In July, Florida resident Tayyab Tahir Ismail was sentenced to 20 years in prison for distributing information pertaining to explosives online.

According to a press release issued by the FBI, Tahir posted bomb making instructions on the Internet, and on a social media platform. His goal was for that information to be used to create a weapon of mass destruction in support of violent jihad.

Social Media, IoT, Attack Planning and Radicalization

Use of the Internet and social media to propagate radical views, share information related to a terror attack or plan for an attack is well documented.

Technology as a Double-Edged Sword

GAO’s findings echoed those of a report just one year earlier from the Office of the Director of National Intelligence (ODNI), which noted that technology “will be a double-edged sword. On the one hand, it will facilitate terrorist communications, recruitment, logistics, and lethality. On the other, it will provide authorities with more sophisticated techniques to identify and characterize threats….”

The RAND Corporation furthers this analysis of technology’s role in prevention activities, finding that early phase terrorism prevention activities should include monitoring online content advocating violence, and messaging to encourage communities to identify radicalized individuals for intervention.

United Nations:  Internet Can Aid in Counter-Terrorism

Against this backdrop, the United Nations recently found that the significant amount of knowledge about terrorist organizations activities on the Internet can aid in counter-terrorism efforts, and that new technologies are helping proactively prevent, detect and deter terrorist attacks.

AI and machine learning are technologies that continue to take center stage in the identification of online threats and prevention of catastrophic events, whether it’s from Islamic or right-wing extremists.

AI Can Help Assess Threats and Enhance Situational Awareness

In fact when it comes to enhancing situational awareness (SA), and better detecting and discerning real attacks from false alarms, the Center for Strategic and International Studies (CSIS) noted that “AI applications for all-source data fusion, front-line analysis, and predictive analytics promise the potential to unlock new insights and effectively enhance strategic SA.”

The organization went on to say that the vast amounts of open-source data available through media, social media and the Internet of Things provides new indicators that are relevant to SA. Importantly, AI data mining can process large amounts of this information quickly and efficiently increase precision in the detail and quality of information collected.  

The Radiance Solution

That’s exactly where technologies like Lumina’s Radiance platform come into play.  Radiance’s Open Source Intelligence (OS-INT) includes more than 6,500 terms related to potential national security risks and threats. The platform conducts nearly 135,000 searches across all publicly-available data on the web, correlating names with these terms and cross-referencing over 1 million queries into Lumina’s proprietary databases of risk.  A search of this magnitude – done manually – would take more than a year to complete.
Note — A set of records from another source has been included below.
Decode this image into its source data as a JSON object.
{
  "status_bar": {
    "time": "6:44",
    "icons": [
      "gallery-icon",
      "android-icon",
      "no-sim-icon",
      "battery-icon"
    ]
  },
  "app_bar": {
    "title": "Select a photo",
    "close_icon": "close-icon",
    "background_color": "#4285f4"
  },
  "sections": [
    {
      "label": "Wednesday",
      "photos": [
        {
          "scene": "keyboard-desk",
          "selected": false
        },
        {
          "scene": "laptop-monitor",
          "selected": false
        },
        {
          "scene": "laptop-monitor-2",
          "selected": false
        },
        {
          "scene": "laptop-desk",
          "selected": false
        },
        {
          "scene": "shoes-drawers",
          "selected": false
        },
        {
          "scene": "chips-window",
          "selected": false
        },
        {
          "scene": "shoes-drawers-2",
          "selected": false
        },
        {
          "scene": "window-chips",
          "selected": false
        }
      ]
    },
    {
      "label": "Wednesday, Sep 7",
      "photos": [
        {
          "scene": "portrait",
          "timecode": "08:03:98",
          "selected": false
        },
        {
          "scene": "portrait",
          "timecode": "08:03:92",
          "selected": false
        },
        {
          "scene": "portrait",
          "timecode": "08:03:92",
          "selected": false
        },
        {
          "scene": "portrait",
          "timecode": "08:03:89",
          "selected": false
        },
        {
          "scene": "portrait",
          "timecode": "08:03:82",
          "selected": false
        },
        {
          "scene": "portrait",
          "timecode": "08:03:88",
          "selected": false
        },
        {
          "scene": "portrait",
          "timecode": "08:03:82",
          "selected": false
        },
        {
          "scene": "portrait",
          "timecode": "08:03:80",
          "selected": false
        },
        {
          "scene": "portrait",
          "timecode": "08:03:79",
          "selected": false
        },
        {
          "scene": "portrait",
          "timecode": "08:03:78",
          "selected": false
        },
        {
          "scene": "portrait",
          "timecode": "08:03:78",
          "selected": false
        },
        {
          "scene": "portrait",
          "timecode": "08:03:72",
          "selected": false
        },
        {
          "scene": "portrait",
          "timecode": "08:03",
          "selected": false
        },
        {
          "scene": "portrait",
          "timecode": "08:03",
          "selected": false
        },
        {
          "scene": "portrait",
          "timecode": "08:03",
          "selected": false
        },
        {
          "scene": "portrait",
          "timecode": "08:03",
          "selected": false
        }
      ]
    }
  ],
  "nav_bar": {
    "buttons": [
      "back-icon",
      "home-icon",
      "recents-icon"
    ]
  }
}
Learn more about our edge-to-edge risk detection through Radiance OS-INT, Internet Intelligence (NET-INT) and our Human Intelligence (HUM-INT) mobile app, S4.

Try Radiance for free today.